(Interface dataset entries)
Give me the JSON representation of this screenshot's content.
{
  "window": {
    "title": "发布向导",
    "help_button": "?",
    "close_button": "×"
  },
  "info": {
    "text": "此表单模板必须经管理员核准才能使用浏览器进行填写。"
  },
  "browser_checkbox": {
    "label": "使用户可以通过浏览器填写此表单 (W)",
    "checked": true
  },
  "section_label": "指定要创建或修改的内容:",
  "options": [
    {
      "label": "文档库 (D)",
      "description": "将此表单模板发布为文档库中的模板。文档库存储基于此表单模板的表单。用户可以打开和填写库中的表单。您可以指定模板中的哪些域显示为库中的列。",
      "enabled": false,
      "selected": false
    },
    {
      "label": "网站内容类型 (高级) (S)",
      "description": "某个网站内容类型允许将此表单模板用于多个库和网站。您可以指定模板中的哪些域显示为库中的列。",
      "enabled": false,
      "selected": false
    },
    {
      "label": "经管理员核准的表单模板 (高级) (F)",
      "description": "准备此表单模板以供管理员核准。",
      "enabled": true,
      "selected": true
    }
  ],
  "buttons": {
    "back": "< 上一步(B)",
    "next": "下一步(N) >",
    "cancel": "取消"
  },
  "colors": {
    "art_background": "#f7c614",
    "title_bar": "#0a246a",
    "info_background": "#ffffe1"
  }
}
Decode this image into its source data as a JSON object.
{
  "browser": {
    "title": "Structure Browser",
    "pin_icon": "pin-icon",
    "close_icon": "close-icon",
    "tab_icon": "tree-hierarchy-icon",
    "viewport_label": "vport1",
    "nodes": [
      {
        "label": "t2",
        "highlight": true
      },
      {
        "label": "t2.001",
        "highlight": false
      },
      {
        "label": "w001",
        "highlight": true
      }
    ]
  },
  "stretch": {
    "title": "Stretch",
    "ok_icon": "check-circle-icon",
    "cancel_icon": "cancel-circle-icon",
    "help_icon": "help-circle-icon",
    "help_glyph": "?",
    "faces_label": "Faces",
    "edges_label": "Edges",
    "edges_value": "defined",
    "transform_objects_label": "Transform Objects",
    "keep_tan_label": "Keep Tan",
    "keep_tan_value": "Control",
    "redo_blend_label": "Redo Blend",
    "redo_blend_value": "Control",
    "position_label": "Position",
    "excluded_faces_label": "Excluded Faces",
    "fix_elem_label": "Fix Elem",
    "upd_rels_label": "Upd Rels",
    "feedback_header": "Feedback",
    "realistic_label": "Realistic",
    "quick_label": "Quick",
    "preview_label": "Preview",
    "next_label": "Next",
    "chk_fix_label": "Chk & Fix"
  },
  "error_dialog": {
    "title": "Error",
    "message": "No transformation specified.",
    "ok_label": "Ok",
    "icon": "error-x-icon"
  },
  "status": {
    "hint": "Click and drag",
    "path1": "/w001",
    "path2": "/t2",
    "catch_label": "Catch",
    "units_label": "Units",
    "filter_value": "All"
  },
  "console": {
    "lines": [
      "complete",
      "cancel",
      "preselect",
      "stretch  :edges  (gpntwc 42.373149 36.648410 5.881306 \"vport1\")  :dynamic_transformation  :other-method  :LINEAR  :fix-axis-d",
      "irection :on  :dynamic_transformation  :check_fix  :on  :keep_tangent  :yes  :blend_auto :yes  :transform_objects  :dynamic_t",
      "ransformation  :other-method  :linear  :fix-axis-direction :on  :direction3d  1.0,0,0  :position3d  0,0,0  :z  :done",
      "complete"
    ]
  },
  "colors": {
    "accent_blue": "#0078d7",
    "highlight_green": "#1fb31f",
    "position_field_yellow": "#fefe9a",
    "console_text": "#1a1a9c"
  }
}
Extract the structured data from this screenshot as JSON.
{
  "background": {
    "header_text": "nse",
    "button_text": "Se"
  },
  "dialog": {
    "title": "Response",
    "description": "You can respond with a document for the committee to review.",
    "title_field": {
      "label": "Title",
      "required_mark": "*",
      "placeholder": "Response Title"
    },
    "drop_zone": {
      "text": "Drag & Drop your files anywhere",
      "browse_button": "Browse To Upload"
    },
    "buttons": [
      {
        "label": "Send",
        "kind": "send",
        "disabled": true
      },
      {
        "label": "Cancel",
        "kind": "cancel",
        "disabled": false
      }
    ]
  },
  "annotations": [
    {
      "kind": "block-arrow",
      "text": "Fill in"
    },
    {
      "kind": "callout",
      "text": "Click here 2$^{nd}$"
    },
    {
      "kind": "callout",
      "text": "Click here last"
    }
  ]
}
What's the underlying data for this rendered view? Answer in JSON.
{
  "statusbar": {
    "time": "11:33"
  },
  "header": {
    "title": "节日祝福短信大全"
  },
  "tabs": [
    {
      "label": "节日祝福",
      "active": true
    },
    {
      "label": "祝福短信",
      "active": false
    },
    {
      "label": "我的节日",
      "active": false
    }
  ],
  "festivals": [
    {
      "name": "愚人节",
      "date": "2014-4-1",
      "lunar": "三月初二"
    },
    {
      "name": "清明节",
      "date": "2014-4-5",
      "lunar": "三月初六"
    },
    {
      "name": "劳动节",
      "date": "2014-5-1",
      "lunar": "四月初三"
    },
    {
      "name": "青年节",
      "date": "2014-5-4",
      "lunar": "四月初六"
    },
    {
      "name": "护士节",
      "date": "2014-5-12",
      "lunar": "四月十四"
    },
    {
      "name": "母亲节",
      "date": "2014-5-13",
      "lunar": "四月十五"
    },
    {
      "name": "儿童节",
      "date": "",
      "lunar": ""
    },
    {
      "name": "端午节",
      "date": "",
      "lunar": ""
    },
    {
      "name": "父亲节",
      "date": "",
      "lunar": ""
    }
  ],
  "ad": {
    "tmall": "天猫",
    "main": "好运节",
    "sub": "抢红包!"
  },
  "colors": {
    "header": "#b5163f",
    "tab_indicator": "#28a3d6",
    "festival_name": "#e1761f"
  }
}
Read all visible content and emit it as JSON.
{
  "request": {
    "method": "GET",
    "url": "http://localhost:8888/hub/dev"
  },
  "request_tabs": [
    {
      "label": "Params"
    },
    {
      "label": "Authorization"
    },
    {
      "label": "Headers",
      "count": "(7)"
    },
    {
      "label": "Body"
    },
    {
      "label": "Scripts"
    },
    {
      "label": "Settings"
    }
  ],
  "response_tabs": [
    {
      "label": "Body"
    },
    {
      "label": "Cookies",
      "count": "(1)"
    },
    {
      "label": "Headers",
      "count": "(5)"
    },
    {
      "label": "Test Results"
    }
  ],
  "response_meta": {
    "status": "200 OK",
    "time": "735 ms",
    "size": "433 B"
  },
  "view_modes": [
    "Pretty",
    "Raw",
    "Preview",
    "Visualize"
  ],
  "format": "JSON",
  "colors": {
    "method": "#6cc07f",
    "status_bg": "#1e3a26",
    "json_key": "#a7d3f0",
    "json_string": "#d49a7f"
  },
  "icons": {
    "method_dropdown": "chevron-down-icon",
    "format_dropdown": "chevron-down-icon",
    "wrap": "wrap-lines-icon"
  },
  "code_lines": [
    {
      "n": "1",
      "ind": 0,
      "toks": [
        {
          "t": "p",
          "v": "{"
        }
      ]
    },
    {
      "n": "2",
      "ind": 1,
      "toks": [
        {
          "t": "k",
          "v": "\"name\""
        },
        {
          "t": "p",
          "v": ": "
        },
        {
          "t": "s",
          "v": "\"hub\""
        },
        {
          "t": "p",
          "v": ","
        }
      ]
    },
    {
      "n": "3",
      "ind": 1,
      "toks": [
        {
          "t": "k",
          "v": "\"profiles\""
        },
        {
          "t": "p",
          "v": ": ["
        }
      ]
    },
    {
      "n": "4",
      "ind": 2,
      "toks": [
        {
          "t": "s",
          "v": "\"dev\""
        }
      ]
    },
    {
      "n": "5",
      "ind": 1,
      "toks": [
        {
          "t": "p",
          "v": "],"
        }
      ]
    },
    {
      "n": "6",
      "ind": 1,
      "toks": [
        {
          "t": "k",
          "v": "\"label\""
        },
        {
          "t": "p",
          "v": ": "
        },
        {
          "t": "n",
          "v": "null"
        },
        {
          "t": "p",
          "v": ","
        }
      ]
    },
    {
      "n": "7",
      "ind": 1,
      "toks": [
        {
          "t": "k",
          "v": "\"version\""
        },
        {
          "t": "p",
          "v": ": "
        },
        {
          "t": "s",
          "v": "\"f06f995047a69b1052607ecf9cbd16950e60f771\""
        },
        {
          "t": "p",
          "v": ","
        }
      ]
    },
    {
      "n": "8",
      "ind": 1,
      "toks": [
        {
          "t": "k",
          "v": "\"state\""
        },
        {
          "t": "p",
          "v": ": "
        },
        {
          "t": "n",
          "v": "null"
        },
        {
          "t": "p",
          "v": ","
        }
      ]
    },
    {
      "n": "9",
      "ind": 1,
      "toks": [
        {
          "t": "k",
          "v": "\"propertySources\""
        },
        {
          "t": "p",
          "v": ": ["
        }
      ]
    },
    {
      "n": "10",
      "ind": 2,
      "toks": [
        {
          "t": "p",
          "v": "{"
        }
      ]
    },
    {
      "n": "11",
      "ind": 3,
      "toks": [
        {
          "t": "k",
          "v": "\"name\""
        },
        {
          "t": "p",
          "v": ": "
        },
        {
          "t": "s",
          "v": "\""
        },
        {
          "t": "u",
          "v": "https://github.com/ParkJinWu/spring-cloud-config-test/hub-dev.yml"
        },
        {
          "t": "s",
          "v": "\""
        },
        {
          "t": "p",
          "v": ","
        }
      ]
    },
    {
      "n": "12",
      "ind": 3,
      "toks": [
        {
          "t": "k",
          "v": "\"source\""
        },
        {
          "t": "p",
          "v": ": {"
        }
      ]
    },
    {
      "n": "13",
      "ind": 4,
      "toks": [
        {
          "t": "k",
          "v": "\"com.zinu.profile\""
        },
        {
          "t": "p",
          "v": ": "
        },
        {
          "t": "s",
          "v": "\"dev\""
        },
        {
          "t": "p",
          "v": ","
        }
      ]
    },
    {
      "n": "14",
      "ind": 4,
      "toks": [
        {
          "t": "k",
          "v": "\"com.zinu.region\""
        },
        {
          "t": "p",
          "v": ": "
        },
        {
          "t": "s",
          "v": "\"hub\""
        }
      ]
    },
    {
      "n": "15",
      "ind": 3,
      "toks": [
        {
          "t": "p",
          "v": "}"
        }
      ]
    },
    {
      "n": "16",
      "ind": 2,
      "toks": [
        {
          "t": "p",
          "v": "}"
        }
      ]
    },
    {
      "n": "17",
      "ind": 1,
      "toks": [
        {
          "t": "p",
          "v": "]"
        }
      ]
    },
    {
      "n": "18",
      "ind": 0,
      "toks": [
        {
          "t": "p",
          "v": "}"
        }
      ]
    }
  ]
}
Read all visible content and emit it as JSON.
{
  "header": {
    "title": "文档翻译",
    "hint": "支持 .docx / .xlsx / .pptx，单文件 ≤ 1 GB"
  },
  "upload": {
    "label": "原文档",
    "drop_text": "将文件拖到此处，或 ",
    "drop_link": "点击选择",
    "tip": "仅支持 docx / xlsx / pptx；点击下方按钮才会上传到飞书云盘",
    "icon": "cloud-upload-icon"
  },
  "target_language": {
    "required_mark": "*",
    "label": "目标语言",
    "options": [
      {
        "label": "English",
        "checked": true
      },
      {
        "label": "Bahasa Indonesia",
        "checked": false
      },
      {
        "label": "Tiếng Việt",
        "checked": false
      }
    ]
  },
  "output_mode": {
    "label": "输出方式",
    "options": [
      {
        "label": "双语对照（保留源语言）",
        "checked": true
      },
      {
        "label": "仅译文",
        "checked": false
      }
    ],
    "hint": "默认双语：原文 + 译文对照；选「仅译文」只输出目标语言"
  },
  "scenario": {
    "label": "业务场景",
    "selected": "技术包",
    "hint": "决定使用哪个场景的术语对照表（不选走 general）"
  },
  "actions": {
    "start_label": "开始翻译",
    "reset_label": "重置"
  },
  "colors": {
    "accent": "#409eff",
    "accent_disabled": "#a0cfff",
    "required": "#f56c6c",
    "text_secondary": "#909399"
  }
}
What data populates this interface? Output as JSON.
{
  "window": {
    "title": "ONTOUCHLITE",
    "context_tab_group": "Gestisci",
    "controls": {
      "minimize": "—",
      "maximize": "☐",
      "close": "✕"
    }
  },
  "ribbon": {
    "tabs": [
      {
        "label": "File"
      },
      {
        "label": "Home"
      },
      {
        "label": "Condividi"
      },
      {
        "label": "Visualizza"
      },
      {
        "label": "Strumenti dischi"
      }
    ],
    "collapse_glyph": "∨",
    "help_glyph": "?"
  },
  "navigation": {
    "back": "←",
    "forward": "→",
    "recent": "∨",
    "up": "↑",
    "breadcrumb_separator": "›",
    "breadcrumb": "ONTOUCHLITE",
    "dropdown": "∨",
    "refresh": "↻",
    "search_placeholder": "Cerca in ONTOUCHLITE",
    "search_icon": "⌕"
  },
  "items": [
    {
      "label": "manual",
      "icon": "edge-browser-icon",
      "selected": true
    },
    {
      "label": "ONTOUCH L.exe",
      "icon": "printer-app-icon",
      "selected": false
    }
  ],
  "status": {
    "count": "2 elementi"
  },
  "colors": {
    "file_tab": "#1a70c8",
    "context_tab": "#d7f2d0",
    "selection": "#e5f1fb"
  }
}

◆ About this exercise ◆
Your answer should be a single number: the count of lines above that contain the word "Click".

◆ Solution to this task ◆
3